Five things to remember about garden leave

Mar 20, 2017 | Time Off Work

Whilst with most resignations, the person works out their notice period, hopefully tying off essential work, doing a useful handover and leaving with a cheery smile and a good relationship, this isn’t always possible.

Sometimes, whether you’ve terminated the individual’s employment or they’ve opted to resign themselves, you need them to not be around during their notice period.

If this is the case, one option is to place the employee on garden leave. Garden leave is where someone is still employed for the duration of their notice as normal, but are required to stay at home (hence garden leave, the idea being that they can do some gardening!) and not attend work. They are usually required to be available if necessary and remain under contract with you, i.e. not able to take up new employment during that time. Garden leave can be useful if you may still need someone to answer various queries, or perhaps complete pieces of work at home, or wish to delay the length of time before someone can take up new employment.

Here are some things to bear in mind when considering placing someone on garden leave:

Entitlement to benefits

During garden leave someone will continue to accrue holiday and be entitled to normal salary and benefits. You need to ensure things like private health insurance or similar continue until employment has actually ended.

If someone has a company car, phone or laptop, whether you need to continue providing these will depend on whether they are a benefit, or a tool of employment, and whether you may require the employee to do anything work-related while they are at home. Anything the employee has for personal use (as well as business use) will need to remain in place, so if they can use their company car for private journeys, they’ll need to keep it.

Employees also continue to accrue holiday during garden leave, even though they are not attending work. You may be able to require them to take holiday during their notice period, but remember when calculating it that you need to include holiday accrued to their actual termination date.

Contractual issues

You don’t necessarily need a contract clause entitling you to place an employee on garden leave in order to do so. They are still being paid so on the face of it are not losing anything financially. But there have been situations where doing so has been or may be considered a breach of contract. One example would be a role where part of the employee’s remuneration is dependent on their work, such as commission or bonuses. By forcing them to remain at home you are denying them access to such payments.

So a contract clause is a good idea. It avoids any breach of contract claim and also provides clarity for both parties on what garden leave will mean and what you as the employer are entitled to do in these circumstances. You may want to include a requirement to hand over company property such as laptops or mobile phones, a requirement to stay away from the office and to not contact colleagues or similar, depending on the circumstances.
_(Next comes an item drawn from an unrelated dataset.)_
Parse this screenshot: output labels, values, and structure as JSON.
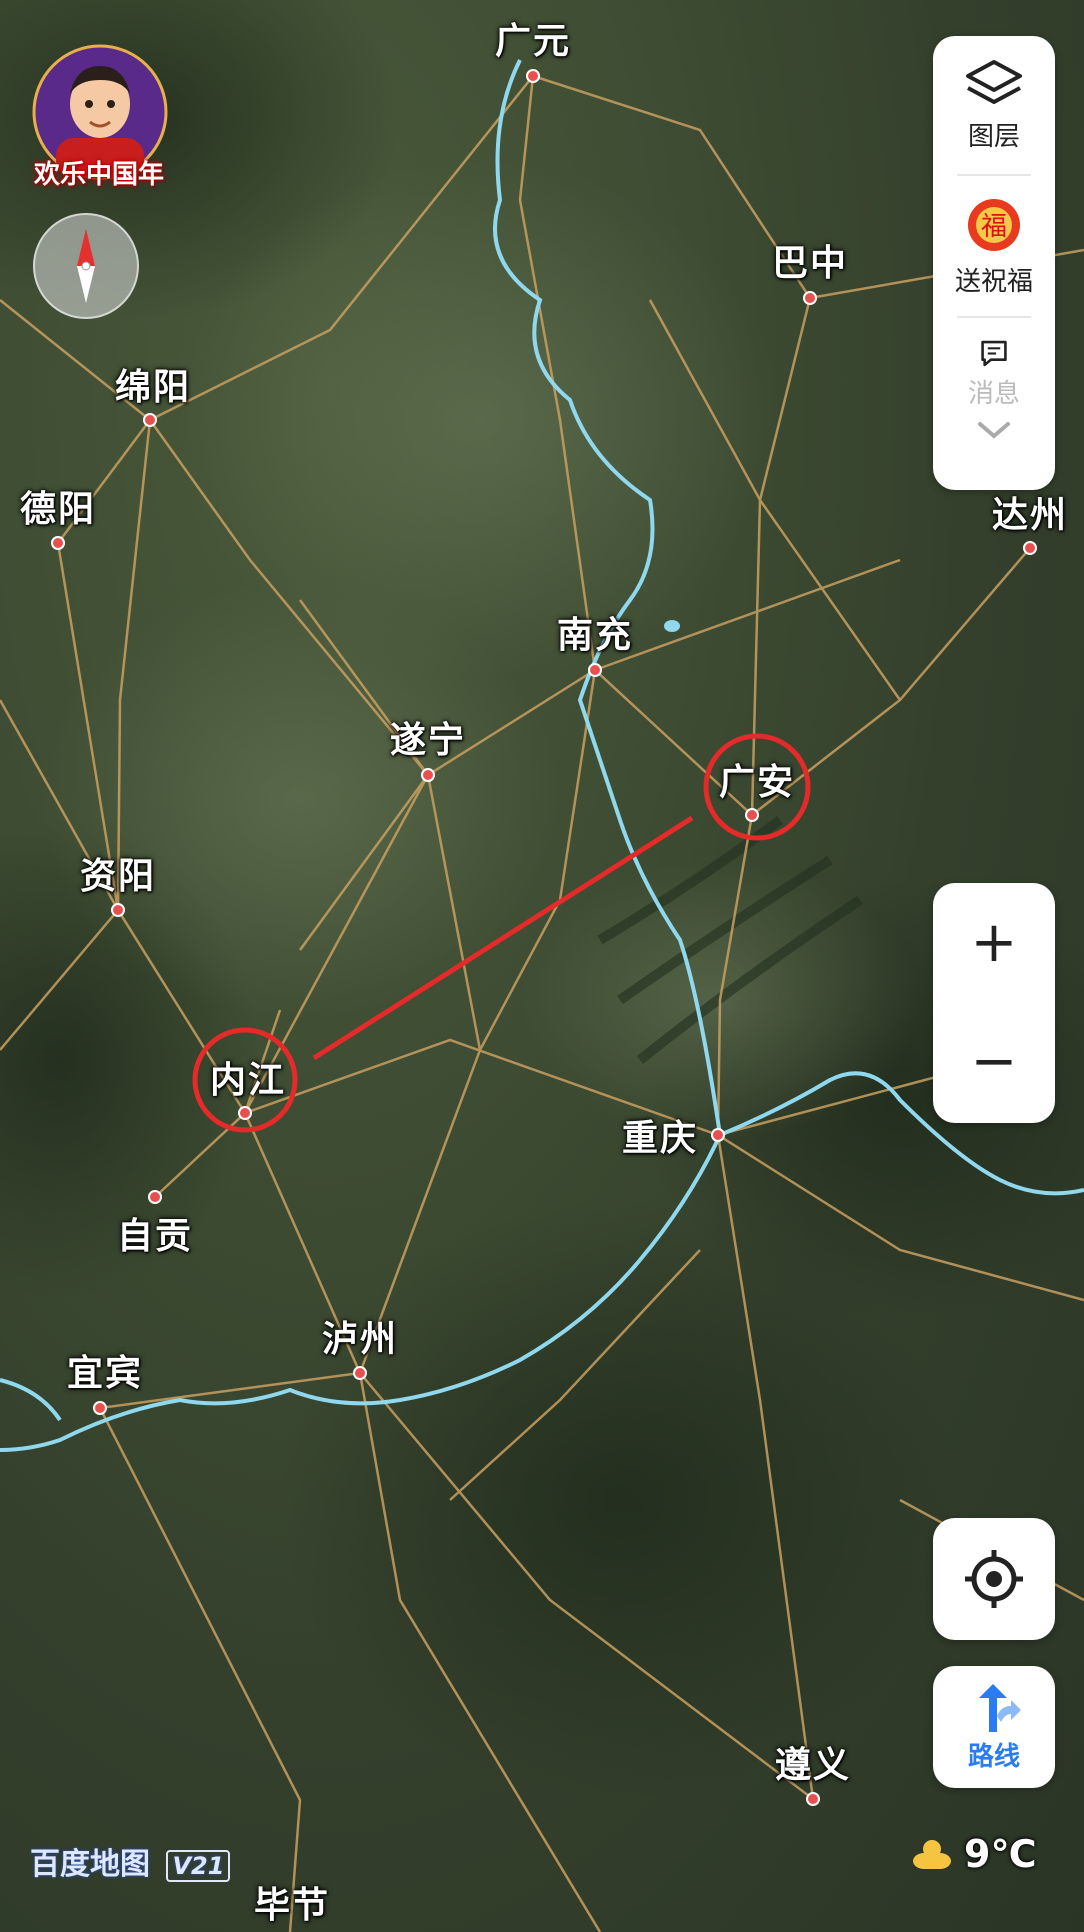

Before starting the garden leave, you will need to decide what information to give other staff and clients and customers about your employee who is leaving. When someone effectively suddenly disappears from the workplace you need to ensure people have an explanation to avoid gossip and speculation. If the departure is not particularly amicable, you may find the employee will try to communicate with others about the circumstances and getting your position across would be sensible.

Depending on the role, there is also the risk that the departing employee may seek to take clients or employees with them to their new employment. Hopefully you will also have suitable contractual protection against this happening, but managing garden leave sensitively and effectively will help prevent this type of thing. As far as clients are concerned, notifying them of the departure in simple terms, advising them of contact details for future requirements and reassuring them as to continuity of service would be appropriate.


Obviously if someone is staying in work during their notice period, you have a chance to organise handing over of their work, either to a remaining employee or even to a replacement new recruit. But if someone is going on garden leave straightaway that opportunity is not there.

If you can ensure at least a very brief handover before the employee leaves the workplace, that would be sensible. You are in a position to require the employee to perform work duties during their garden leave, so you could consider requiring them to come in at a designated time to conduct a handover if doing it before they go is not possible. Depending on the role, continuing to allow them access to work laptops and emails for handover queries might be worth considering, however if there is any business risk regarding them retaining access to commercially sensitive information you should avoid doing this.

Clarity of expectations

Even if you have a contract clause about garden leave, it is still essential you set out clearly in a letter to your employee exactly what it entails. You need to be clear what you expect from them, what restrictions you are placing on their activities during the period, what arrangements there are for handing over items like laptops and phones, and reminding them that they remain employed during this period and all their contractual responsibilities and obligations remain in place.

If you need advice on garden leave, do get in touch.